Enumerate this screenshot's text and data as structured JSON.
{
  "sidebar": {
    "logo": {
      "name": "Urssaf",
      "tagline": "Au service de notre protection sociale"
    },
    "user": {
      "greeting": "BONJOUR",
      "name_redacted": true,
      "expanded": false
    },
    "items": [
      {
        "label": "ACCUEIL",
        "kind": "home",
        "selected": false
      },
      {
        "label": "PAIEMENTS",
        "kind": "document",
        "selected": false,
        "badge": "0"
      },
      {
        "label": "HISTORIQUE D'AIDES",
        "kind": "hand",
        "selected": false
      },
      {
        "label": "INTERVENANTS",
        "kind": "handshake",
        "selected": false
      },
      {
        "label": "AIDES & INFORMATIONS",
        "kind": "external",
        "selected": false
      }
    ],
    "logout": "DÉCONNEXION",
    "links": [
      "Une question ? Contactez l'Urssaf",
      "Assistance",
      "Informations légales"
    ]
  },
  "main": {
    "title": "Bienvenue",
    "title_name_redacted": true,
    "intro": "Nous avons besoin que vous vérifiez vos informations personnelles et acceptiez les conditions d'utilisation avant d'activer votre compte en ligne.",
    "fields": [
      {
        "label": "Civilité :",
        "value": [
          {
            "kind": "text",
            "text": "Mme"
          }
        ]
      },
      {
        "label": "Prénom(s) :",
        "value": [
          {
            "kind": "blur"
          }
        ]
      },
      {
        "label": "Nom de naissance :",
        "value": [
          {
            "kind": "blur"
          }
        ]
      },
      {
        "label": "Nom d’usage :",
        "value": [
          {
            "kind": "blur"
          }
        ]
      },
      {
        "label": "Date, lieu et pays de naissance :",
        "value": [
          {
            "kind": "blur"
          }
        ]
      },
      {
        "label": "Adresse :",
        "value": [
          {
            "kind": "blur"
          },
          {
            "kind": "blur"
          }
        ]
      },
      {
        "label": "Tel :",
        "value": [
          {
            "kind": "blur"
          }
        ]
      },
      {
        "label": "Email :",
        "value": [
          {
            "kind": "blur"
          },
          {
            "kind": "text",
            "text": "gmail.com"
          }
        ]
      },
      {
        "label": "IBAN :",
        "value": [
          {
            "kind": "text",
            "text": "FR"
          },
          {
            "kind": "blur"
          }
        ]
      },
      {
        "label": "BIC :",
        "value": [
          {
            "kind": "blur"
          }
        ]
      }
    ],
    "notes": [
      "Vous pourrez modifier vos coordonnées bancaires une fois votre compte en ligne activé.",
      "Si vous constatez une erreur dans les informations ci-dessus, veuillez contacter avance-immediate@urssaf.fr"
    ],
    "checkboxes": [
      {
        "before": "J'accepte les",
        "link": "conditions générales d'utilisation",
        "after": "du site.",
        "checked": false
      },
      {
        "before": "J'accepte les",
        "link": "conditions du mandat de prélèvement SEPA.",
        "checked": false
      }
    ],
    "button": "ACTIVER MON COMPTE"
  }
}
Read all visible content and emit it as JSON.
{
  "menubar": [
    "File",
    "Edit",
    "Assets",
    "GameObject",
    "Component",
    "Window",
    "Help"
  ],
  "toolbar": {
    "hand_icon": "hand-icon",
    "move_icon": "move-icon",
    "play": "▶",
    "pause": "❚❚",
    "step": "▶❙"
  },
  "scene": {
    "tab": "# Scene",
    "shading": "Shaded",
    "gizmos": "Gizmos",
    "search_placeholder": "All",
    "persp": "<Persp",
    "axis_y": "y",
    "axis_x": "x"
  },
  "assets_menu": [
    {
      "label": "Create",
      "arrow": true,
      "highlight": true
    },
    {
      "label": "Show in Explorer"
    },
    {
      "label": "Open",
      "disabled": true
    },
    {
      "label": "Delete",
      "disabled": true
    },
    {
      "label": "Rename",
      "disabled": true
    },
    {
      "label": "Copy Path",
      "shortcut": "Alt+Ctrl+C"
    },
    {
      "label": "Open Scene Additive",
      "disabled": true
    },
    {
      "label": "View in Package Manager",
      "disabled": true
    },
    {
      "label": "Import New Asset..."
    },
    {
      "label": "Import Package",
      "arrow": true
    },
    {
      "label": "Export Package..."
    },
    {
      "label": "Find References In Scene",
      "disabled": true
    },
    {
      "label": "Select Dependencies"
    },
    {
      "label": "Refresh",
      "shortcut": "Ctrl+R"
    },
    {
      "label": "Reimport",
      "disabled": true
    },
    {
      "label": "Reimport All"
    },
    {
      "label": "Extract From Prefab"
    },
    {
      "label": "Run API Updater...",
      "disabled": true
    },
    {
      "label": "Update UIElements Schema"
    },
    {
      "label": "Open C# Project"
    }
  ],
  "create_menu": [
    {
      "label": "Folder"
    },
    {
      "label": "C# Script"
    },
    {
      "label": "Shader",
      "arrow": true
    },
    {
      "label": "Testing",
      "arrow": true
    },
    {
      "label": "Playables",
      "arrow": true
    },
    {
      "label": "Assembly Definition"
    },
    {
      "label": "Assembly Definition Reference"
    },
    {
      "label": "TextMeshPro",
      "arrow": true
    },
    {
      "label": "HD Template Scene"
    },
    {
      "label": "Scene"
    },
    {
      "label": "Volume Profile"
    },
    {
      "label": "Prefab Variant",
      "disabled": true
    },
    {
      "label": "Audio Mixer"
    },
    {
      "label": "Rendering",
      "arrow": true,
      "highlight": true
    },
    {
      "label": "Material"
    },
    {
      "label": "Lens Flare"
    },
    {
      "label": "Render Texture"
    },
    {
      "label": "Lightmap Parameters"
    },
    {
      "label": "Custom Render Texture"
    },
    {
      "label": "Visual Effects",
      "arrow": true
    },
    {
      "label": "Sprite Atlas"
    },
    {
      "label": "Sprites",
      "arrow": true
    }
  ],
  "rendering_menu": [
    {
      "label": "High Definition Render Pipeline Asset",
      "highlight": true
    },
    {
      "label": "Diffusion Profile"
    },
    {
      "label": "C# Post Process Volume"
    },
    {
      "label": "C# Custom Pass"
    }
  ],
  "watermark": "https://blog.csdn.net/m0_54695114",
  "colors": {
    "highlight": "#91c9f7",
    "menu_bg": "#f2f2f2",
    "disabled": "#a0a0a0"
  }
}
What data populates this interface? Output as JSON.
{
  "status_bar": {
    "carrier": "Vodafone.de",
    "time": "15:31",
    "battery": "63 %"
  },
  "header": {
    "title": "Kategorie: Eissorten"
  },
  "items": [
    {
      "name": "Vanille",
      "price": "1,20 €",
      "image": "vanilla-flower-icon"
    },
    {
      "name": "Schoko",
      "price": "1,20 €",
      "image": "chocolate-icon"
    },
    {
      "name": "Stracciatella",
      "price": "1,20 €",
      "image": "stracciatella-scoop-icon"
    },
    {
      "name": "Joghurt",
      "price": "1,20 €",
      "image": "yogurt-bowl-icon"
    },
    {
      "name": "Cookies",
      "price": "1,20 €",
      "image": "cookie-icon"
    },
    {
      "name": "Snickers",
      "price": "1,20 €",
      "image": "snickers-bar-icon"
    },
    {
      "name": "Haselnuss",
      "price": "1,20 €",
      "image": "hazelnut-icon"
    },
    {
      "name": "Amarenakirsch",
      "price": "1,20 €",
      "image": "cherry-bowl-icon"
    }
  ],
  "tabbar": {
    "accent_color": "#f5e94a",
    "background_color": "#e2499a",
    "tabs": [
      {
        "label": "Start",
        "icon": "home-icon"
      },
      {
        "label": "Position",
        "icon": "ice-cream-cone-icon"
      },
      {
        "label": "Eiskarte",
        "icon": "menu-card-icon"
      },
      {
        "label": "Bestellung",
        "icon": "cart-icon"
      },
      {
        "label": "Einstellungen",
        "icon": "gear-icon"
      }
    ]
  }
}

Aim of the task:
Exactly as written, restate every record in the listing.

Response:
Enumerate this screenshot's text and data as structured JSON.
{
  "sidebar": {
    "logo": {
      "name": "Urssaf",
      "tagline": "Au service de notre protection sociale"
    },
    "user": {
      "greeting": "BONJOUR",
      "name_redacted": true,
      "expanded": false
    },
    "items": [
      {
        "label": "ACCUEIL",
        "kind": "home",
        "selected": false
      },
      {
        "label": "PAIEMENTS",
        "kind": "document",
        "selected": false,
        "badge": "0"
      },
      {
        "label": "HISTORIQUE D'AIDES",
        "kind": "hand",
        "selected": false
      },
      {
        "label": "INTERVENANTS",
        "kind": "handshake",
        "selected": false
      },
      {
        "label": "AIDES & INFORMATIONS",
        "kind": "external",
        "selected": false
      }
    ],
    "logout": "DÉCONNEXION",
    "links": [
      "Une question ? Contactez l'Urssaf",
      "Assistance",
      "Informations légales"
    ]
  },
  "main": {
    "title": "Bienvenue",
    "title_name_redacted": true,
    "intro": "Nous avons besoin que vous vérifiez vos informations personnelles et acceptiez les conditions d'utilisation avant d'activer votre compte en ligne.",
    "fields": [
      {
        "label": "Civilité :",
        "value": [
          {
            "kind": "text",
            "text": "Mme"
          }
        ]
      },
      {
        "label": "Prénom(s) :",
        "value": [
          {
            "kind": "blur"
          }
        ]
      },
      {
        "label": "Nom de naissance :",
        "value": [
          {
            "kind": "blur"
          }
        ]
      },
      {
        "label": "Nom d’usage :",
        "value": [
          {
            "kind": "blur"
          }
        ]
      },
      {
        "label": "Date, lieu et pays de naissance :",
        "value": [
          {
            "kind": "blur"
          }
        ]
      },
      {
        "label": "Adresse :",
        "value": [
          {
            "kind": "blur"
          },
          {
            "kind": "blur"
          }
        ]
      },
      {
        "label": "Tel :",
        "value": [
          {
            "kind": "blur"
          }
        ]
      },
      {
        "label": "Email :",
        "value": [
          {
            "kind": "blur"
          },
          {
            "kind": "text",
            "text": "gmail.com"
          }
        ]
      },
      {
        "label": "IBAN :",
        "value": [
          {
            "kind": "text",
            "text": "FR"
          },
          {
            "kind": "blur"
          }
        ]
      },
      {
        "label": "BIC :",
        "value": [
          {
            "kind": "blur"
          }
        ]
      }
    ],
    "notes": [
      "Vous pourrez modifier vos coordonnées bancaires une fois votre compte en ligne activé.",
      "Si vous constatez une erreur dans les informations ci-dessus, veuillez contacter avance-immediate@urssaf.fr"
    ],
    "checkboxes": [
      {
        "before": "J'accepte les",
        "link": "conditions générales d'utilisation",
        "after": "du site.",
        "checked": false
      },
      {
        "before": "J'accepte les",
        "link": "conditions du mandat de prélèvement SEPA.",
        "checked": false
      }
    ],
    "button": "ACTIVER MON COMPTE"
  }
}
Read all visible content and emit it as JSON.
{
  "menubar": [
    "File",
    "Edit",
    "Assets",
    "GameObject",
    "Component",
    "Window",
    "Help"
  ],
  "toolbar": {
    "hand_icon": "hand-icon",
    "move_icon": "move-icon",
    "play": "▶",
    "pause": "❚❚",
    "step": "▶❙"
  },
  "scene": {
    "tab": "# Scene",
    "shading": "Shaded",
    "gizmos": "Gizmos",
    "search_placeholder": "All",
    "persp": "<Persp",
    "axis_y": "y",
    "axis_x": "x"
  },
  "assets_menu": [
    {
      "label": "Create",
      "arrow": true,
      "highlight": true
    },
    {
      "label": "Show in Explorer"
    },
    {
      "label": "Open",
      "disabled": true
    },
    {
      "label": "Delete",
      "disabled": true
    },
    {
      "label": "Rename",
      "disabled": true
    },
    {
      "label": "Copy Path",
      "shortcut": "Alt+Ctrl+C"
    },
    {
      "label": "Open Scene Additive",
      "disabled": true
    },
    {
      "label": "View in Package Manager",
      "disabled": true
    },
    {
      "label": "Import New Asset..."
    },
    {
      "label": "Import Package",
      "arrow": true
    },
    {
      "label": "Export Package..."
    },
    {
      "label": "Find References In Scene",
      "disabled": true
    },
    {
      "label": "Select Dependencies"
    },
    {
      "label": "Refresh",
      "shortcut": "Ctrl+R"
    },
    {
      "label": "Reimport",
      "disabled": true
    },
    {
      "label": "Reimport All"
    },
    {
      "label": "Extract From Prefab"
    },
    {
      "label": "Run API Updater...",
      "disabled": true
    },
    {
      "label": "Update UIElements Schema"
    },
    {
      "label": "Open C# Project"
    }
  ],
  "create_menu": [
    {
      "label": "Folder"
    },
    {
      "label": "C# Script"
    },
    {
      "label": "Shader",
      "arrow": true
    },
    {
      "label": "Testing",
      "arrow": true
    },
    {
      "label": "Playables",
      "arrow": true
    },
    {
      "label": "Assembly Definition"
    },
    {
      "label": "Assembly Definition Reference"
    },
    {
      "label": "TextMeshPro",
      "arrow": true
    },
    {
      "label": "HD Template Scene"
    },
    {
      "label": "Scene"
    },
    {
      "label": "Volume Profile"
    },
    {
      "label": "Prefab Variant",
      "disabled": true
    },
    {
      "label": "Audio Mixer"
    },
    {
      "label": "Rendering",
      "arrow": true,
      "highlight": true
    },
    {
      "label": "Material"
    },
    {
      "label": "Lens Flare"
    },
    {
      "label": "Render Texture"
    },
    {
      "label": "Lightmap Parameters"
    },
    {
      "label": "Custom Render Texture"
    },
    {
      "label": "Visual Effects",
      "arrow": true
    },
    {
      "label": "Sprite Atlas"
    },
    {
      "label": "Sprites",
      "arrow": true
    }
  ],
  "rendering_menu": [
    {
      "label": "High Definition Render Pipeline Asset",
      "highlight": true
    },
    {
      "label": "Diffusion Profile"
    },
    {
      "label": "C# Post Process Volume"
    },
    {
      "label": "C# Custom Pass"
    }
  ],
  "watermark": "https://blog.csdn.net/m0_54695114",
  "colors": {
    "highlight": "#91c9f7",
    "menu_bg": "#f2f2f2",
    "disabled": "#a0a0a0"
  }
}
What data populates this interface? Output as JSON.
{
  "status_bar": {
    "carrier": "Vodafone.de",
    "time": "15:31",
    "battery": "63 %"
  },
  "header": {
    "title": "Kategorie: Eissorten"
  },
  "items": [
    {
      "name": "Vanille",
      "price": "1,20 €",
      "image": "vanilla-flower-icon"
    },
    {
      "name": "Schoko",
      "price": "1,20 €",
      "image": "chocolate-icon"
    },
    {
      "name": "Stracciatella",
      "price": "1,20 €",
      "image": "stracciatella-scoop-icon"
    },
    {
      "name": "Joghurt",
      "price": "1,20 €",
      "image": "yogurt-bowl-icon"
    },
    {
      "name": "Cookies",
      "price": "1,20 €",
      "image": "cookie-icon"
    },
    {
      "name": "Snickers",
      "price": "1,20 €",
      "image": "snickers-bar-icon"
    },
    {
      "name": "Haselnuss",
      "price": "1,20 €",
      "image": "hazelnut-icon"
    },
    {
      "name": "Amarenakirsch",
      "price": "1,20 €",
      "image": "cherry-bowl-icon"
    }
  ],
  "tabbar": {
    "accent_color": "#f5e94a",
    "background_color": "#e2499a",
    "tabs": [
      {
        "label": "Start",
        "icon": "home-icon"
      },
      {
        "label": "Position",
        "icon": "ice-cream-cone-icon"
      },
      {
        "label": "Eiskarte",
        "icon": "menu-card-icon"
      },
      {
        "label": "Bestellung",
        "icon": "cart-icon"
      },
      {
        "label": "Einstellungen",
        "icon": "gear-icon"
      }
    ]
  }
}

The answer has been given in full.